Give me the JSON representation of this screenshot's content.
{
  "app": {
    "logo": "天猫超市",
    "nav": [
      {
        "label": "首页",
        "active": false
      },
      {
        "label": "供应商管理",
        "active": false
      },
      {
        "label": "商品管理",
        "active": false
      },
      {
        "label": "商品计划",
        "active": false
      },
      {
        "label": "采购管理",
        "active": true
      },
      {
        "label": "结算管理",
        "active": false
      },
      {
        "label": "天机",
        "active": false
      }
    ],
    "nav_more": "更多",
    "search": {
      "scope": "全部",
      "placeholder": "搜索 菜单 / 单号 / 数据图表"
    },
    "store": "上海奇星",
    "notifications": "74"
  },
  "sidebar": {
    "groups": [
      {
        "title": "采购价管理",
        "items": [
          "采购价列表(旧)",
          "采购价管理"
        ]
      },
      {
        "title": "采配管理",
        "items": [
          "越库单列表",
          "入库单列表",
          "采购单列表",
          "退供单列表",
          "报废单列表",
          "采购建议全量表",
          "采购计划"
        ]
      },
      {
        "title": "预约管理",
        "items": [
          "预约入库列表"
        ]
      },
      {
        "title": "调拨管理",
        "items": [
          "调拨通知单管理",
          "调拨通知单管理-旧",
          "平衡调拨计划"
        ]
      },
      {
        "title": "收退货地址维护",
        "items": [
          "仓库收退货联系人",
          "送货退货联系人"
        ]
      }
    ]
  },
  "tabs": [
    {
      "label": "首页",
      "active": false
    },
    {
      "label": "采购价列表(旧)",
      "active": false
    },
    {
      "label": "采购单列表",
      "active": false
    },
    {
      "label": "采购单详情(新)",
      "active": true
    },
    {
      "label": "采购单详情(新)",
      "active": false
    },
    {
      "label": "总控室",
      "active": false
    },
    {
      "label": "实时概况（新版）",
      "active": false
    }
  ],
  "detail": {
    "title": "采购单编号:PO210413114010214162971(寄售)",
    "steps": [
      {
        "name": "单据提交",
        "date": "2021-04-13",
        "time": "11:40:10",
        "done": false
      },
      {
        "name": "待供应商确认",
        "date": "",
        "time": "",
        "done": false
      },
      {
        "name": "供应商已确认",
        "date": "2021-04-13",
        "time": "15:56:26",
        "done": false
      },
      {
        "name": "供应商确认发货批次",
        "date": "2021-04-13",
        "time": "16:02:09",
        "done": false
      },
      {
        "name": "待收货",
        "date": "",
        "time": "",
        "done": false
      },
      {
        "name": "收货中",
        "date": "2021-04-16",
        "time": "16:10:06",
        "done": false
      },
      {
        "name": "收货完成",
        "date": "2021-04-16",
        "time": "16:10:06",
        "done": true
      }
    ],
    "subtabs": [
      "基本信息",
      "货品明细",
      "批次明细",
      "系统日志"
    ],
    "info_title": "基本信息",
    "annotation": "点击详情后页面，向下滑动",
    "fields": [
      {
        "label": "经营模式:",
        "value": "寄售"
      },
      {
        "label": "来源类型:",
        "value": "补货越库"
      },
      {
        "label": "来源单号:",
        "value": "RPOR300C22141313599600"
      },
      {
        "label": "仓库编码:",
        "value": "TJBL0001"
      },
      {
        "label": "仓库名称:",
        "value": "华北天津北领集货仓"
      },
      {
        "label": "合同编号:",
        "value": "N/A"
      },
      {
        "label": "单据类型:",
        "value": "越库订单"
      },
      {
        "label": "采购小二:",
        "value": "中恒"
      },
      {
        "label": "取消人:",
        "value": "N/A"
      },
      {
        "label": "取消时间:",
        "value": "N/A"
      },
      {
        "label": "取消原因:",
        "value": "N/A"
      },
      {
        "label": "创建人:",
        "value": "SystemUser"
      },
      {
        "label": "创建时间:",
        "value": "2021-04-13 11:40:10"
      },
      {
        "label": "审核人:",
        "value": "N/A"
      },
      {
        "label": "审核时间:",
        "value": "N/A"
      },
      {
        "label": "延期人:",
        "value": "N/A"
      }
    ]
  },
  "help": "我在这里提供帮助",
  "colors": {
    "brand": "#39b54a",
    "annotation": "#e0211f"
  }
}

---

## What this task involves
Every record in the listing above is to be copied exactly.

## Response to the task
Give me the JSON representation of this screenshot's content.
{
  "app": {
    "logo": "天猫超市",
    "nav": [
      {
        "label": "首页",
        "active": false
      },
      {
        "label": "供应商管理",
        "active": false
      },
      {
        "label": "商品管理",
        "active": false
      },
      {
        "label": "商品计划",
        "active": false
      },
      {
        "label": "采购管理",
        "active": true
      },
      {
        "label": "结算管理",
        "active": false
      },
      {
        "label": "天机",
        "active": false
      }
    ],
    "nav_more": "更多",
    "search": {
      "scope": "全部",
      "placeholder": "搜索 菜单 / 单号 / 数据图表"
    },
    "store": "上海奇星",
    "notifications": "74"
  },
  "sidebar": {
    "groups": [
      {
        "title": "采购价管理",
        "items": [
          "采购价列表(旧)",
          "采购价管理"
        ]
      },
      {
        "title": "采配管理",
        "items": [
          "越库单列表",
          "入库单列表",
          "采购单列表",
          "退供单列表",
          "报废单列表",
          "采购建议全量表",
          "采购计划"
        ]
      },
      {
        "title": "预约管理",
        "items": [
          "预约入库列表"
        ]
      },
      {
        "title": "调拨管理",
        "items": [
          "调拨通知单管理",
          "调拨通知单管理-旧",
          "平衡调拨计划"
        ]
      },
      {
        "title": "收退货地址维护",
        "items": [
          "仓库收退货联系人",
          "送货退货联系人"
        ]
      }
    ]
  },
  "tabs": [
    {
      "label": "首页",
      "active": false
    },
    {
      "label": "采购价列表(旧)",
      "active": false
    },
    {
      "label": "采购单列表",
      "active": false
    },
    {
      "label": "采购单详情(新)",
      "active": true
    },
    {
      "label": "采购单详情(新)",
      "active": false
    },
    {
      "label": "总控室",
      "active": false
    },
    {
      "label": "实时概况（新版）",
      "active": false
    }
  ],
  "detail": {
    "title": "采购单编号:PO210413114010214162971(寄售)",
    "steps": [
      {
        "name": "单据提交",
        "date": "2021-04-13",
        "time": "11:40:10",
        "done": false
      },
      {
        "name": "待供应商确认",
        "date": "",
        "time": "",
        "done": false
      },
      {
        "name": "供应商已确认",
        "date": "2021-04-13",
        "time": "15:56:26",
        "done": false
      },
      {
        "name": "供应商确认发货批次",
        "date": "2021-04-13",
        "time": "16:02:09",
        "done": false
      },
      {
        "name": "待收货",
        "date": "",
        "time": "",
        "done": false
      },
      {
        "name": "收货中",
        "date": "2021-04-16",
        "time": "16:10:06",
        "done": false
      },
      {
        "name": "收货完成",
        "date": "2021-04-16",
        "time": "16:10:06",
        "done": true
      }
    ],
    "subtabs": [
      "基本信息",
      "货品明细",
      "批次明细",
      "系统日志"
    ],
    "info_title": "基本信息",
    "annotation": "点击详情后页面，向下滑动",
    "fields": [
      {
        "label": "经营模式:",
        "value": "寄售"
      },
      {
        "label": "来源类型:",
        "value": "补货越库"
      },
      {
        "label": "来源单号:",
        "value": "RPOR300C22141313599600"
      },
      {
        "label": "仓库编码:",
        "value": "TJBL0001"
      },
      {
        "label": "仓库名称:",
        "value": "华北天津北领集货仓"
      },
      {
        "label": "合同编号:",
        "value": "N/A"
      },
      {
        "label": "单据类型:",
        "value": "越库订单"
      },
      {
        "label": "采购小二:",
        "value": "中恒"
      },
      {
        "label": "取消人:",
        "value": "N/A"
      },
      {
        "label": "取消时间:",
        "value": "N/A"
      },
      {
        "label": "取消原因:",
        "value": "N/A"
      },
      {
        "label": "创建人:",
        "value": "SystemUser"
      },
      {
        "label": "创建时间:",
        "value": "2021-04-13 11:40:10"
      },
      {
        "label": "审核人:",
        "value": "N/A"
      },
      {
        "label": "审核时间:",
        "value": "N/A"
      },
      {
        "label": "延期人:",
        "value": "N/A"
      }
    ]
  },
  "help": "我在这里提供帮助",
  "colors": {
    "brand": "#39b54a",
    "annotation": "#e0211f"
  }
}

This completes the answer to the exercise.